Reproduce the data exactly as given, except for any images.

→ **Data to use**:
:::::

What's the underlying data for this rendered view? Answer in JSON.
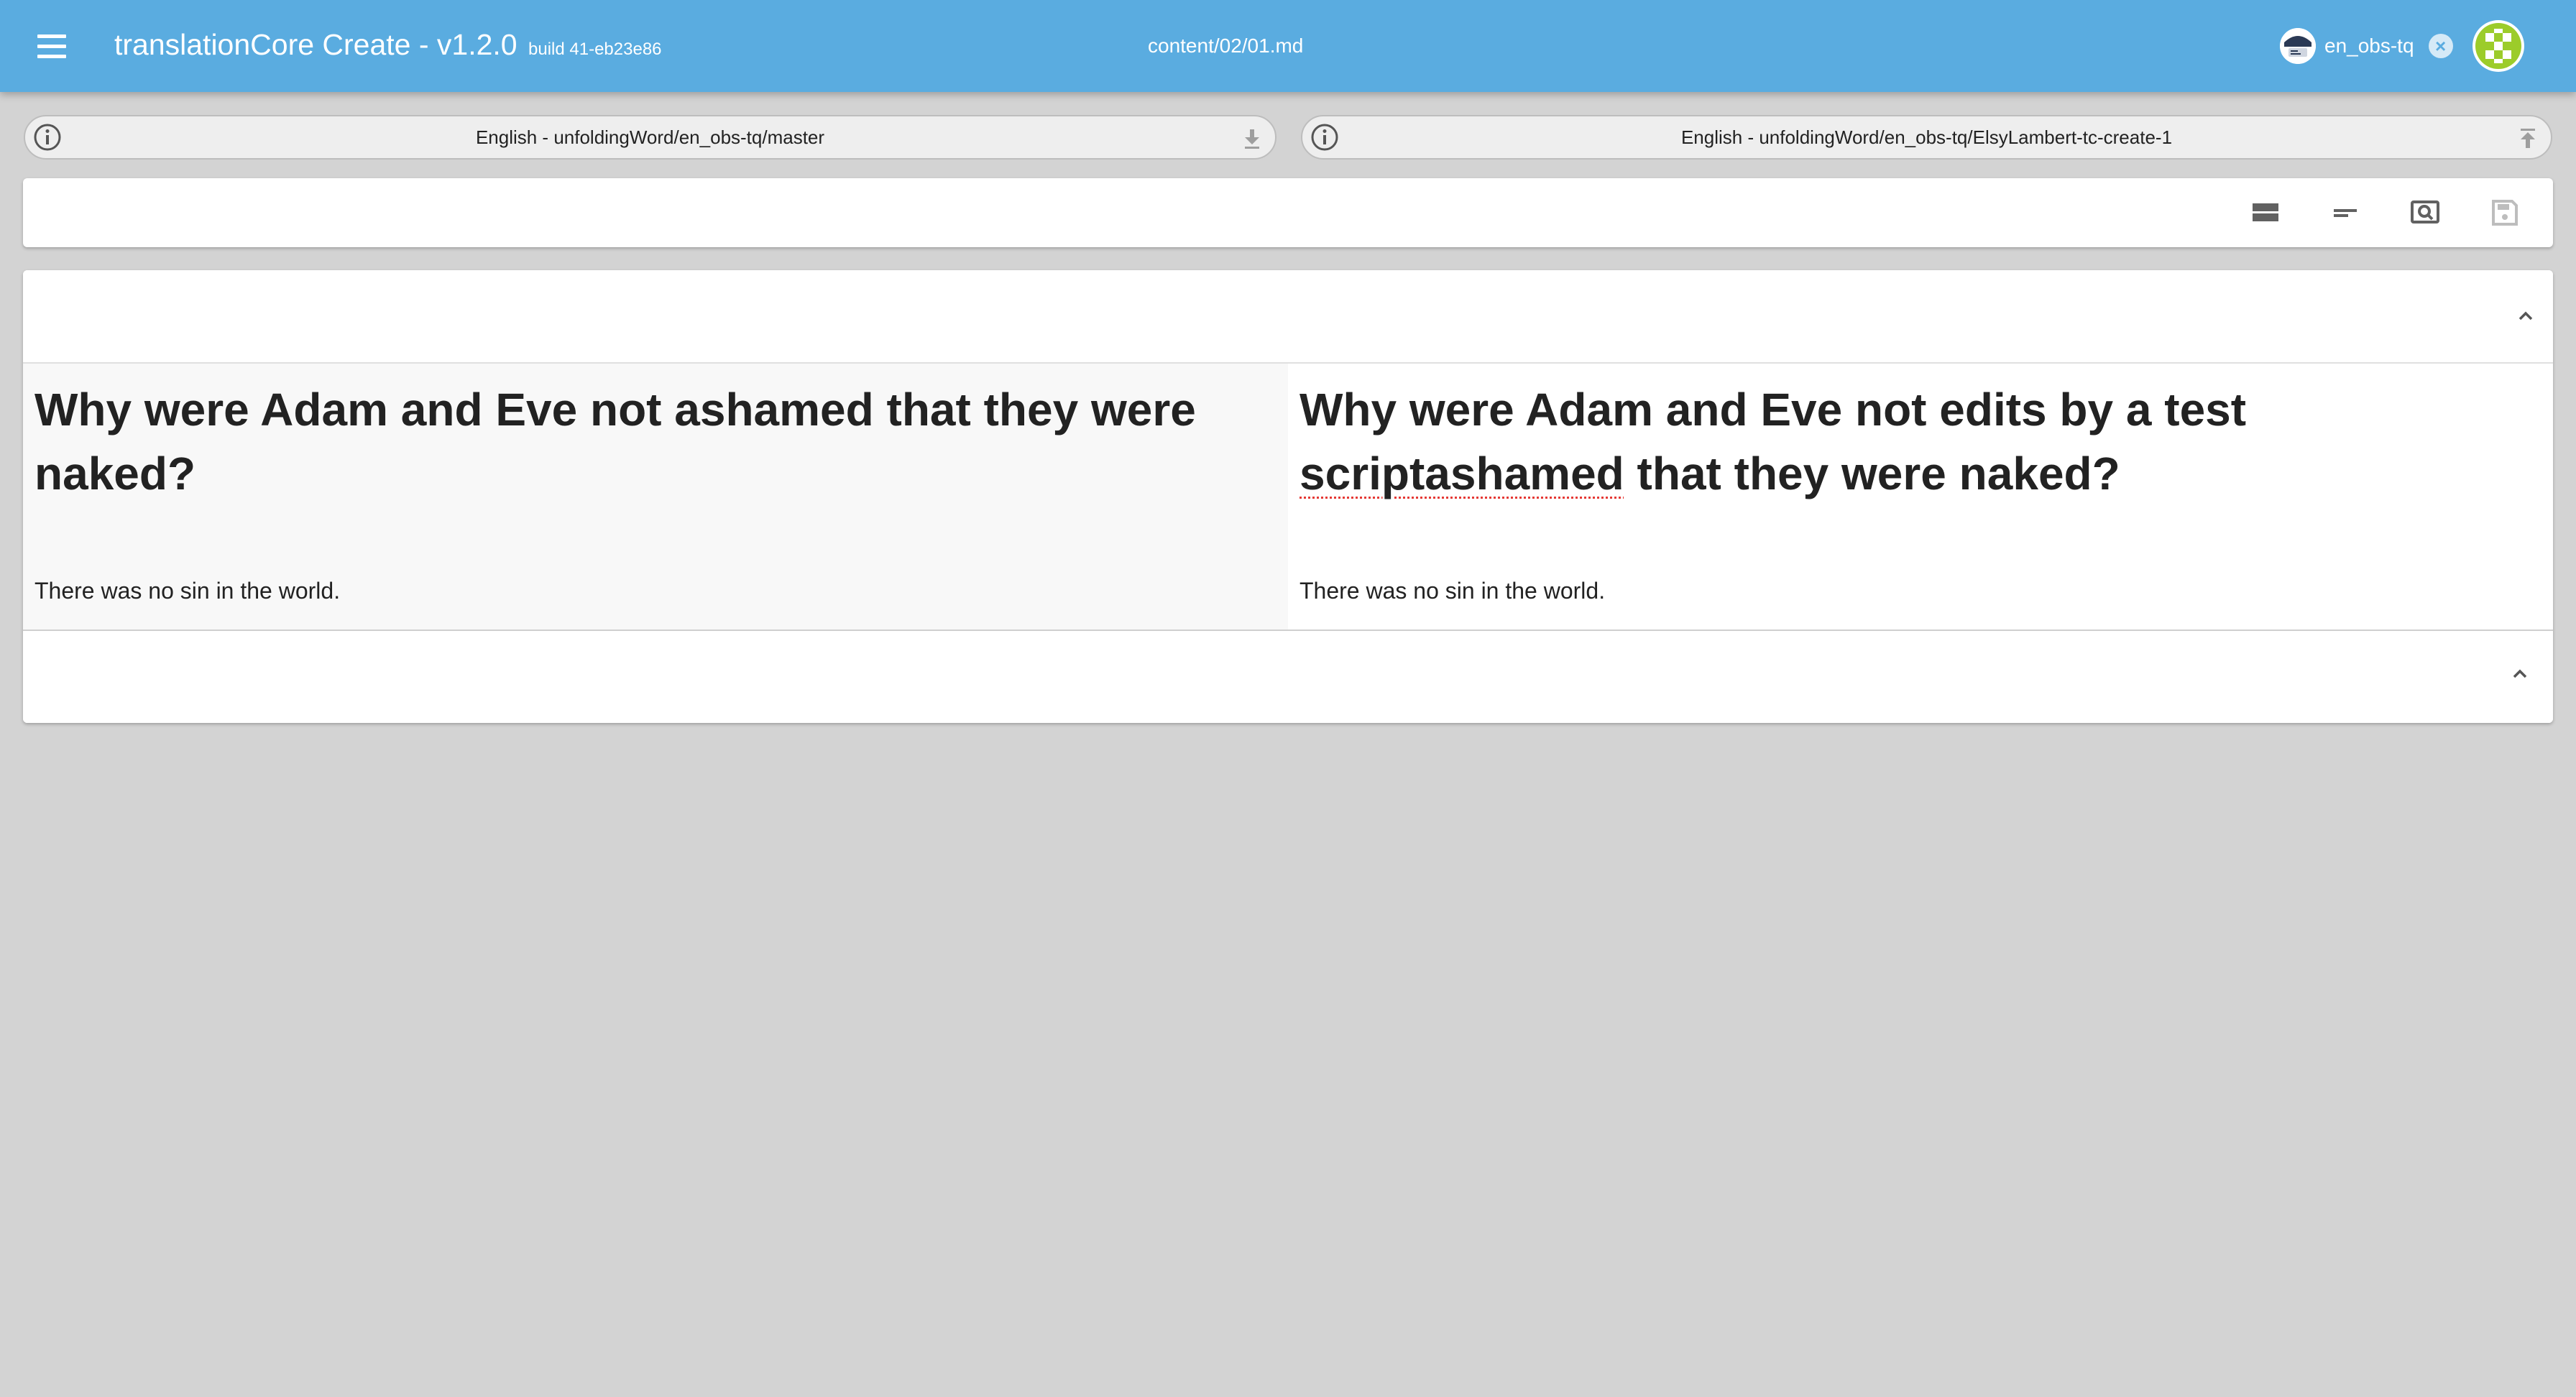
{
  "app": {
    "title": "translationCore Create - v1.2.0",
    "build": "build 41-eb23e86",
    "file_path": "content/02/01.md",
    "repo_chip_label": "en_obs-tq",
    "accent_color": "#5aace0",
    "menu_icon": "hamburger-menu-icon",
    "close_icon": "close-circle-icon"
  },
  "source": {
    "repo_label": "English - unfoldingWord/en_obs-tq/master",
    "action_icon": "download-icon"
  },
  "target": {
    "repo_label": "English - unfoldingWord/en_obs-tq/ElsyLambert-tc-create-1",
    "action_icon": "upload-icon"
  },
  "toolbar": {
    "tools": [
      {
        "name": "sections-view",
        "icon": "view-stream-icon"
      },
      {
        "name": "blocks-view",
        "icon": "short-text-icon"
      },
      {
        "name": "preview",
        "icon": "find-in-page-icon"
      },
      {
        "name": "save",
        "icon": "save-icon"
      }
    ]
  },
  "content": {
    "source": {
      "heading": "Why were Adam and Eve not ashamed that they were naked?",
      "body": "There was no sin in the world."
    },
    "target": {
      "heading_part1": "Why were Adam and Eve not   edits by a test ",
      "heading_misspelled": "scriptashamed",
      "heading_part2": " that they were naked?",
      "body": "There was no sin in the world."
    }
  }
}
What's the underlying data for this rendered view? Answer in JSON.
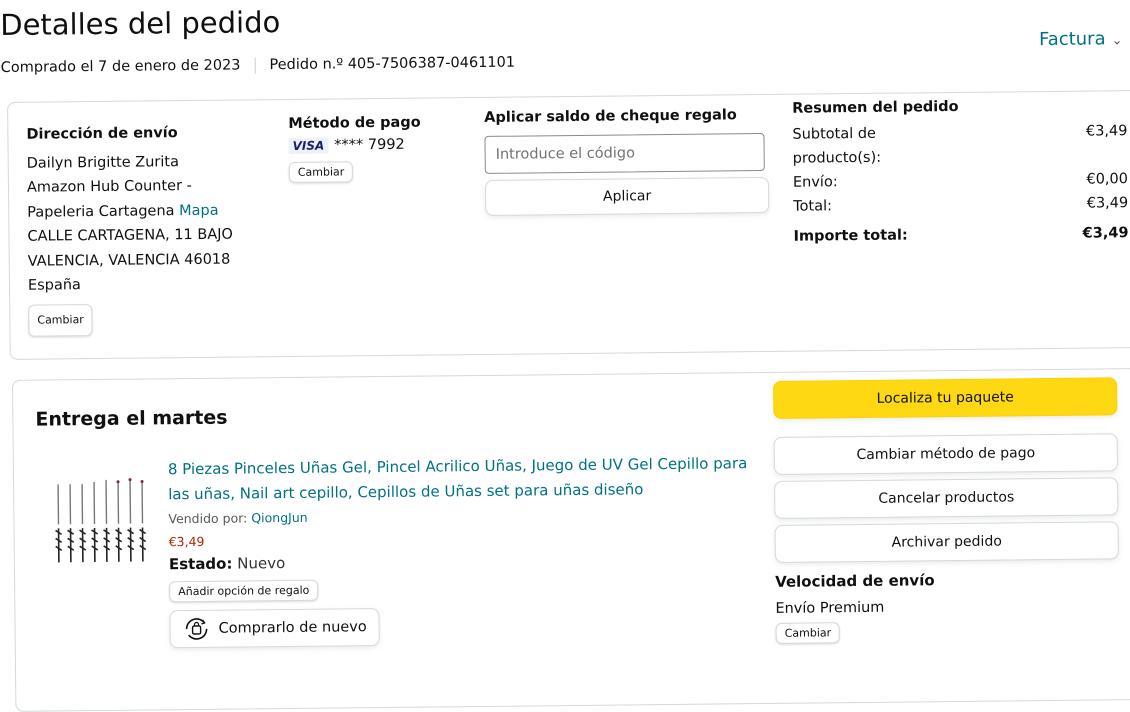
{
  "header": {
    "title": "Detalles del pedido",
    "purchased": "Comprado el 7 de enero de 2023",
    "order": "Pedido n.º 405-7506387-0461101",
    "invoice": "Factura"
  },
  "shipping": {
    "heading": "Dirección de envío",
    "name": "Dailyn Brigitte Zurita",
    "line1": "Amazon Hub Counter -",
    "line2": "Papeleria Cartagena",
    "map_link": "Mapa",
    "line3": "CALLE CARTAGENA, 11 BAJO",
    "line4": "VALENCIA, VALENCIA 46018",
    "country": "España",
    "change": "Cambiar"
  },
  "payment": {
    "heading": "Método de pago",
    "card_brand": "VISA",
    "card": "**** 7992",
    "change": "Cambiar"
  },
  "gift_card": {
    "heading": "Aplicar saldo de cheque regalo",
    "placeholder": "Introduce el código",
    "apply": "Aplicar"
  },
  "summary": {
    "heading": "Resumen del pedido",
    "rows": [
      {
        "label": "Subtotal de producto(s):",
        "value": "€3,49"
      },
      {
        "label": "Envío:",
        "value": "€0,00"
      },
      {
        "label": "Total:",
        "value": "€3,49"
      }
    ],
    "grand_label": "Importe total:",
    "grand_value": "€3,49"
  },
  "delivery": {
    "heading": "Entrega el martes",
    "product": {
      "title": "8 Piezas Pinceles Uñas Gel, Pincel Acrilico Uñas, Juego de UV Gel Cepillo para las uñas, Nail art cepillo, Cepillos de Uñas set para uñas diseño",
      "sold_label": "Vendido por:",
      "seller": "QiongJun",
      "price": "€3,49",
      "state_label": "Estado:",
      "state": "Nuevo",
      "gift_option": "Añadir opción de regalo",
      "buy_again": "Comprarlo de nuevo"
    },
    "actions": [
      "Localiza tu paquete",
      "Cambiar método de pago",
      "Cancelar productos",
      "Archivar pedido"
    ],
    "speed_heading": "Velocidad de envío",
    "speed": "Envío Premium",
    "speed_change": "Cambiar"
  },
  "colors": {
    "accent": "#007185",
    "price": "#B12704",
    "primary_button": "#FFD814"
  }
}
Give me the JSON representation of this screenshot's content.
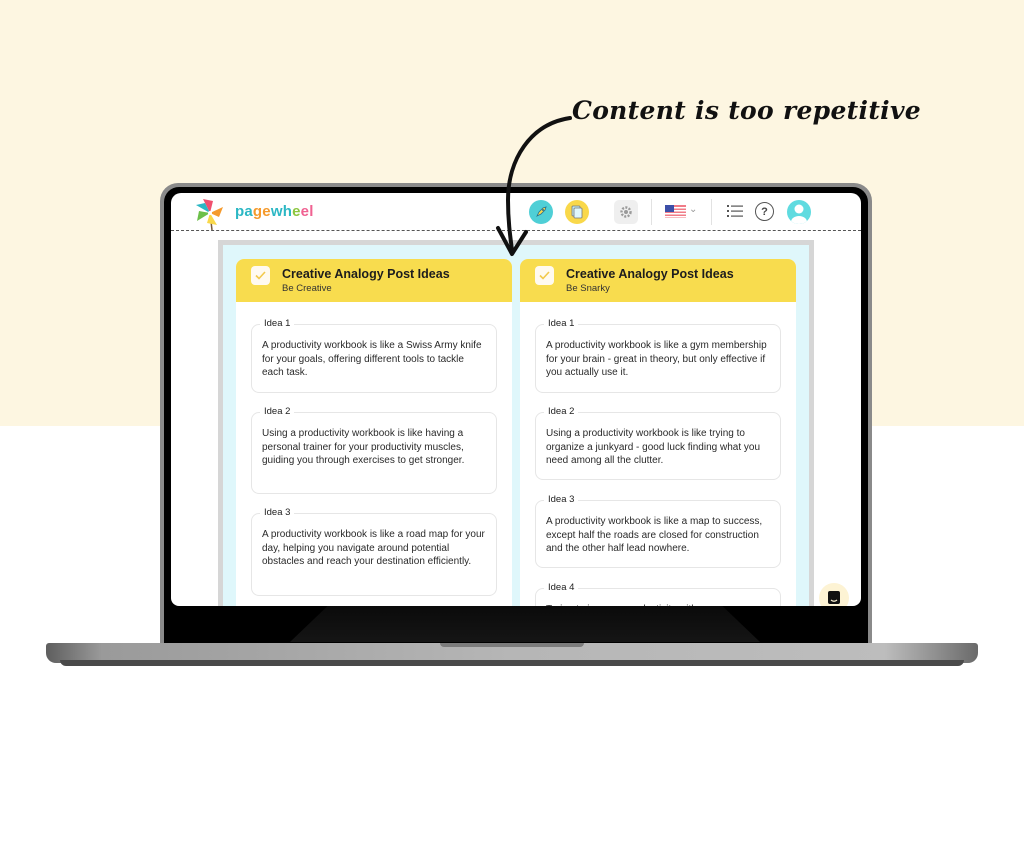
{
  "annotation": {
    "text": "Content is too repetitive"
  },
  "app": {
    "brand": {
      "letters": [
        "p",
        "a",
        "g",
        "e",
        "w",
        "h",
        "e",
        "e",
        "l"
      ],
      "letter_colors": [
        "#2bb7c4",
        "#2bb7c4",
        "#f59a2c",
        "#f59a2c",
        "#2bb7c4",
        "#2bb7c4",
        "#8cc63f",
        "#f06292",
        "#f06292"
      ]
    },
    "header": {
      "icons": [
        "rocket-icon",
        "document-icon",
        "gear-icon",
        "us-flag-icon",
        "chevron-down-icon",
        "list-icon",
        "help-icon",
        "user-avatar-icon"
      ],
      "help_symbol": "?",
      "chevron_symbol": "⌄"
    },
    "colors": {
      "header_yellow": "#f8dc4e",
      "teal": "#4fcfd6",
      "panel_bg": "#dff7fb",
      "page_bg": "#fdf6e1"
    }
  },
  "columns": [
    {
      "title": "Creative Analogy Post Ideas",
      "subtitle": "Be Creative",
      "checked": true,
      "ideas": [
        {
          "label": "Idea 1",
          "text": "A productivity workbook is like a Swiss Army knife for your goals, offering different tools to tackle each task."
        },
        {
          "label": "Idea 2",
          "text": "Using a productivity workbook is like having a personal trainer for your productivity muscles, guiding you through exercises to get stronger."
        },
        {
          "label": "Idea 3",
          "text": "A productivity workbook is like a road map for your day, helping you navigate around potential obstacles and reach your destination efficiently."
        }
      ]
    },
    {
      "title": "Creative Analogy Post Ideas",
      "subtitle": "Be Snarky",
      "checked": true,
      "ideas": [
        {
          "label": "Idea 1",
          "text": "A productivity workbook is like a gym membership for your brain - great in theory, but only effective if you actually use it."
        },
        {
          "label": "Idea 2",
          "text": "Using a productivity workbook is like trying to organize a junkyard - good luck finding what you need among all the clutter."
        },
        {
          "label": "Idea 3",
          "text": "A productivity workbook is like a map to success, except half the roads are closed for construction and the other half lead nowhere."
        },
        {
          "label": "Idea 4",
          "text": "Trying to improve productivity with a"
        }
      ]
    }
  ]
}
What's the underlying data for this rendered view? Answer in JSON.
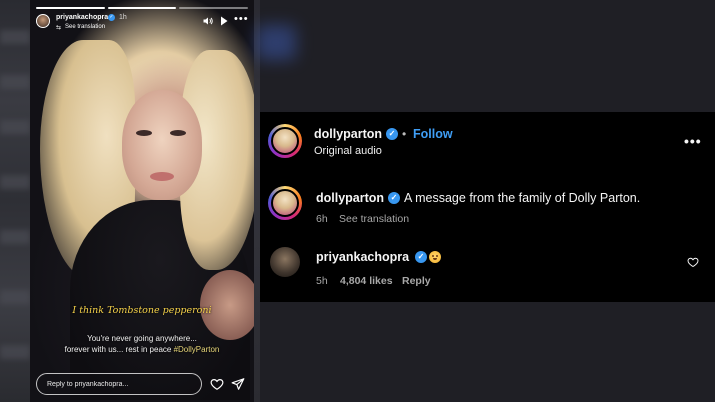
{
  "story": {
    "username": "priyankachopra",
    "time": "1h",
    "see_translation": "See translation",
    "caption_quote": "I think Tombstone pepperoni",
    "caption_line1": "You're never going anywhere...",
    "caption_line2_prefix": "forever with us... rest in peace ",
    "caption_hashtag": "#DollyParton",
    "reply_placeholder": "Reply to priyankachopra...",
    "more": "•••"
  },
  "post": {
    "author": {
      "username": "dollyparton",
      "follow_label": "Follow",
      "dot": "•",
      "audio": "Original audio"
    },
    "more": "•••",
    "caption": {
      "username": "dollyparton",
      "text": "A message from the family of Dolly Parton.",
      "time": "6h",
      "see_translation": "See translation"
    },
    "comment": {
      "username": "priyankachopra",
      "emoji": "flushed-face-emoji",
      "time": "5h",
      "likes": "4,804 likes",
      "reply_label": "Reply"
    }
  },
  "colors": {
    "panel_bg": "#000000",
    "page_bg": "#1f1f25",
    "follow_blue": "#3f9ef5",
    "verified_blue": "#3897f0",
    "caption_yellow": "#f5d24a",
    "muted_text": "#a8a8a8"
  }
}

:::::

→ **Result of this exercise**:
What's the underlying data for this rendered view? Answer in JSON.
{
  "app": {
    "title": "translationCore Create - v1.2.0",
    "build": "build 41-eb23e86",
    "file_path": "content/02/01.md",
    "repo_chip_label": "en_obs-tq",
    "accent_color": "#5aace0",
    "menu_icon": "hamburger-menu-icon",
    "close_icon": "close-circle-icon"
  },
  "source": {
    "repo_label": "English - unfoldingWord/en_obs-tq/master",
    "action_icon": "download-icon"
  },
  "target": {
    "repo_label": "English - unfoldingWord/en_obs-tq/ElsyLambert-tc-create-1",
    "action_icon": "upload-icon"
  },
  "toolbar": {
    "tools": [
      {
        "name": "sections-view",
        "icon": "view-stream-icon"
      },
      {
        "name": "blocks-view",
        "icon": "short-text-icon"
      },
      {
        "name": "preview",
        "icon": "find-in-page-icon"
      },
      {
        "name": "save",
        "icon": "save-icon"
      }
    ]
  },
  "content": {
    "source": {
      "heading": "Why were Adam and Eve not ashamed that they were naked?",
      "body": "There was no sin in the world."
    },
    "target": {
      "heading_part1": "Why were Adam and Eve not   edits by a test ",
      "heading_misspelled": "scriptashamed",
      "heading_part2": " that they were naked?",
      "body": "There was no sin in the world."
    }
  }
}
What's the underlying data for this rendered view? Answer in JSON.
{
  "header": {
    "title": "Detalles del pedido",
    "purchased": "Comprado el 7 de enero de 2023",
    "order": "Pedido n.º 405-7506387-0461101",
    "invoice": "Factura"
  },
  "shipping": {
    "heading": "Dirección de envío",
    "name": "Dailyn Brigitte Zurita",
    "line1": "Amazon Hub Counter -",
    "line2": "Papeleria Cartagena",
    "map_link": "Mapa",
    "line3": "CALLE CARTAGENA, 11 BAJO",
    "line4": "VALENCIA, VALENCIA 46018",
    "country": "España",
    "change": "Cambiar"
  },
  "payment": {
    "heading": "Método de pago",
    "card_brand": "VISA",
    "card": "**** 7992",
    "change": "Cambiar"
  },
  "gift_card": {
    "heading": "Aplicar saldo de cheque regalo",
    "placeholder": "Introduce el código",
    "apply": "Aplicar"
  },
  "summary": {
    "heading": "Resumen del pedido",
    "rows": [
      {
        "label": "Subtotal de producto(s):",
        "value": "€3,49"
      },
      {
        "label": "Envío:",
        "value": "€0,00"
      },
      {
        "label": "Total:",
        "value": "€3,49"
      }
    ],
    "grand_label": "Importe total:",
    "grand_value": "€3,49"
  },
  "delivery": {
    "heading": "Entrega el martes",
    "product": {
      "title": "8 Piezas Pinceles Uñas Gel, Pincel Acrilico Uñas, Juego de UV Gel Cepillo para las uñas, Nail art cepillo, Cepillos de Uñas set para uñas diseño",
      "sold_label": "Vendido por:",
      "seller": "QiongJun",
      "price": "€3,49",
      "state_label": "Estado:",
      "state": "Nuevo",
      "gift_option": "Añadir opción de regalo",
      "buy_again": "Comprarlo de nuevo"
    },
    "actions": [
      "Localiza tu paquete",
      "Cambiar método de pago",
      "Cancelar productos",
      "Archivar pedido"
    ],
    "speed_heading": "Velocidad de envío",
    "speed": "Envío Premium",
    "speed_change": "Cambiar"
  },
  "colors": {
    "accent": "#007185",
    "price": "#B12704",
    "primary_button": "#FFD814"
  }
}
Give me the JSON representation of this screenshot's content.
{
  "annotation": {
    "text": "Content is too repetitive"
  },
  "app": {
    "brand": {
      "letters": [
        "p",
        "a",
        "g",
        "e",
        "w",
        "h",
        "e",
        "e",
        "l"
      ],
      "letter_colors": [
        "#2bb7c4",
        "#2bb7c4",
        "#f59a2c",
        "#f59a2c",
        "#2bb7c4",
        "#2bb7c4",
        "#8cc63f",
        "#f06292",
        "#f06292"
      ]
    },
    "header": {
      "icons": [
        "rocket-icon",
        "document-icon",
        "gear-icon",
        "us-flag-icon",
        "chevron-down-icon",
        "list-icon",
        "help-icon",
        "user-avatar-icon"
      ],
      "help_symbol": "?",
      "chevron_symbol": "⌄"
    },
    "colors": {
      "header_yellow": "#f8dc4e",
      "teal": "#4fcfd6",
      "panel_bg": "#dff7fb",
      "page_bg": "#fdf6e1"
    }
  },
  "columns": [
    {
      "title": "Creative Analogy Post Ideas",
      "subtitle": "Be Creative",
      "checked": true,
      "ideas": [
        {
          "label": "Idea 1",
          "text": "A productivity workbook is like a Swiss Army knife for your goals, offering different tools to tackle each task."
        },
        {
          "label": "Idea 2",
          "text": "Using a productivity workbook is like having a personal trainer for your productivity muscles, guiding you through exercises to get stronger."
        },
        {
          "label": "Idea 3",
          "text": "A productivity workbook is like a road map for your day, helping you navigate around potential obstacles and reach your destination efficiently."
        }
      ]
    },
    {
      "title": "Creative Analogy Post Ideas",
      "subtitle": "Be Snarky",
      "checked": true,
      "ideas": [
        {
          "label": "Idea 1",
          "text": "A productivity workbook is like a gym membership for your brain - great in theory, but only effective if you actually use it."
        },
        {
          "label": "Idea 2",
          "text": "Using a productivity workbook is like trying to organize a junkyard - good luck finding what you need among all the clutter."
        },
        {
          "label": "Idea 3",
          "text": "A productivity workbook is like a map to success, except half the roads are closed for construction and the other half lead nowhere."
        },
        {
          "label": "Idea 4",
          "text": "Trying to improve productivity with a"
        }
      ]
    }
  ]
}
What's the underlying data for this rendered view? Answer in JSON.
{
  "story": {
    "username": "priyankachopra",
    "time": "1h",
    "see_translation": "See translation",
    "caption_quote": "I think Tombstone pepperoni",
    "caption_line1": "You're never going anywhere...",
    "caption_line2_prefix": "forever with us... rest in peace ",
    "caption_hashtag": "#DollyParton",
    "reply_placeholder": "Reply to priyankachopra...",
    "more": "•••"
  },
  "post": {
    "author": {
      "username": "dollyparton",
      "follow_label": "Follow",
      "dot": "•",
      "audio": "Original audio"
    },
    "more": "•••",
    "caption": {
      "username": "dollyparton",
      "text": "A message from the family of Dolly Parton.",
      "time": "6h",
      "see_translation": "See translation"
    },
    "comment": {
      "username": "priyankachopra",
      "emoji": "flushed-face-emoji",
      "time": "5h",
      "likes": "4,804 likes",
      "reply_label": "Reply"
    }
  },
  "colors": {
    "panel_bg": "#000000",
    "page_bg": "#1f1f25",
    "follow_blue": "#3f9ef5",
    "verified_blue": "#3897f0",
    "caption_yellow": "#f5d24a",
    "muted_text": "#a8a8a8"
  }
}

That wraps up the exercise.